When parents don’t know what’s in their child’s vaccines

Children who received the hepatitis A vaccine and the measles and mumps vaccines before age six have a lower risk of developing autism than children who received them later in life, according to a new study published online in Pediatrics.

The study found that children who had received the two childhood vaccines before birth had a reduced risk of autism spectrum disorder (ASD) and also had a lower incidence of ASD, as measured by the Autism Diagnostic Observation Schedule (ADOS).

The findings raise concerns about whether the two vaccines are safe and effective, particularly for children who may not receive the MMR vaccine, a booster shot to which most of the children who are born with autism are exposed.

“This study shows that parents can get information about the safety and effectiveness of the vaccines, and the children should get the MMR,” said Dr. Michael F. Guglielmi, who led the study.

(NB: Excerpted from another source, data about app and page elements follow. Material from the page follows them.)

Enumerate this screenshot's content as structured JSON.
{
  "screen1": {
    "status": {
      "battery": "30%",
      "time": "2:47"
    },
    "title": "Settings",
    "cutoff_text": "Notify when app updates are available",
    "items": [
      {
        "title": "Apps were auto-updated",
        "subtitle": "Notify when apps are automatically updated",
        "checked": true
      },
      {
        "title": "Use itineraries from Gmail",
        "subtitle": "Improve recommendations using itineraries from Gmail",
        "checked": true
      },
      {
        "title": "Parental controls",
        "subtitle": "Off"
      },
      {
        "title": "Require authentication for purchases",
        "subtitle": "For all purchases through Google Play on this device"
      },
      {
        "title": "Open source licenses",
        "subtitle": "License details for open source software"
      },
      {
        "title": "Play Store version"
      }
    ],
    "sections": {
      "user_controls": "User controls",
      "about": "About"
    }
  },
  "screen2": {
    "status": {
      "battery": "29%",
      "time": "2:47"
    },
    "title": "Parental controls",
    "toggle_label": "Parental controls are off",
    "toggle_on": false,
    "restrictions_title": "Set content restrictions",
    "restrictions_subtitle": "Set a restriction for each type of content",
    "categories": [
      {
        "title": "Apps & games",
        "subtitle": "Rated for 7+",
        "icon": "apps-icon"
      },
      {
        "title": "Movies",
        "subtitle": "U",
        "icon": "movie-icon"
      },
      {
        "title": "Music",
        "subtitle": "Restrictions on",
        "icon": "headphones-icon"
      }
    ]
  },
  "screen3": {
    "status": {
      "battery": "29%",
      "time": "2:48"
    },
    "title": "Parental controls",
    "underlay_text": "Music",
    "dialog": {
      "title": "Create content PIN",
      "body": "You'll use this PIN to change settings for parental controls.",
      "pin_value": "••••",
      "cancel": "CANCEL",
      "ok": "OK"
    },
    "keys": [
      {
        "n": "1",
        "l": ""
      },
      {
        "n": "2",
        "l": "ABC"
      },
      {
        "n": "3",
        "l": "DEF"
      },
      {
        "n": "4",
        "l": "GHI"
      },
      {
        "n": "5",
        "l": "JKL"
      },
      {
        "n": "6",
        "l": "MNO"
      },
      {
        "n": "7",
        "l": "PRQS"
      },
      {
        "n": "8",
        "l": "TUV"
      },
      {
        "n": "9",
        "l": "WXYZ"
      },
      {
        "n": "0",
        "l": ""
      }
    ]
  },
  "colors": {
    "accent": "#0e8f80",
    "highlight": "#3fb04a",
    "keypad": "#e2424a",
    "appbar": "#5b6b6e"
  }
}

Dr. Gugaelmi is a professor of pediatrics and pediatrics at Boston Children’s Hospital and a member of the National Institutes of Health’s National Institute of Neurological Disorders and Stroke (NINDS).

Dr, Michael Gugaelsi, a professor at Boston Childs Hospital, and a co-author of the study, examine the effectiveness of childhood vaccines on children with autism spectrum disorders (ASDs) and autism.

Source: New England Journal of Medicine Vol.

285, Issue 8, November 16, 2016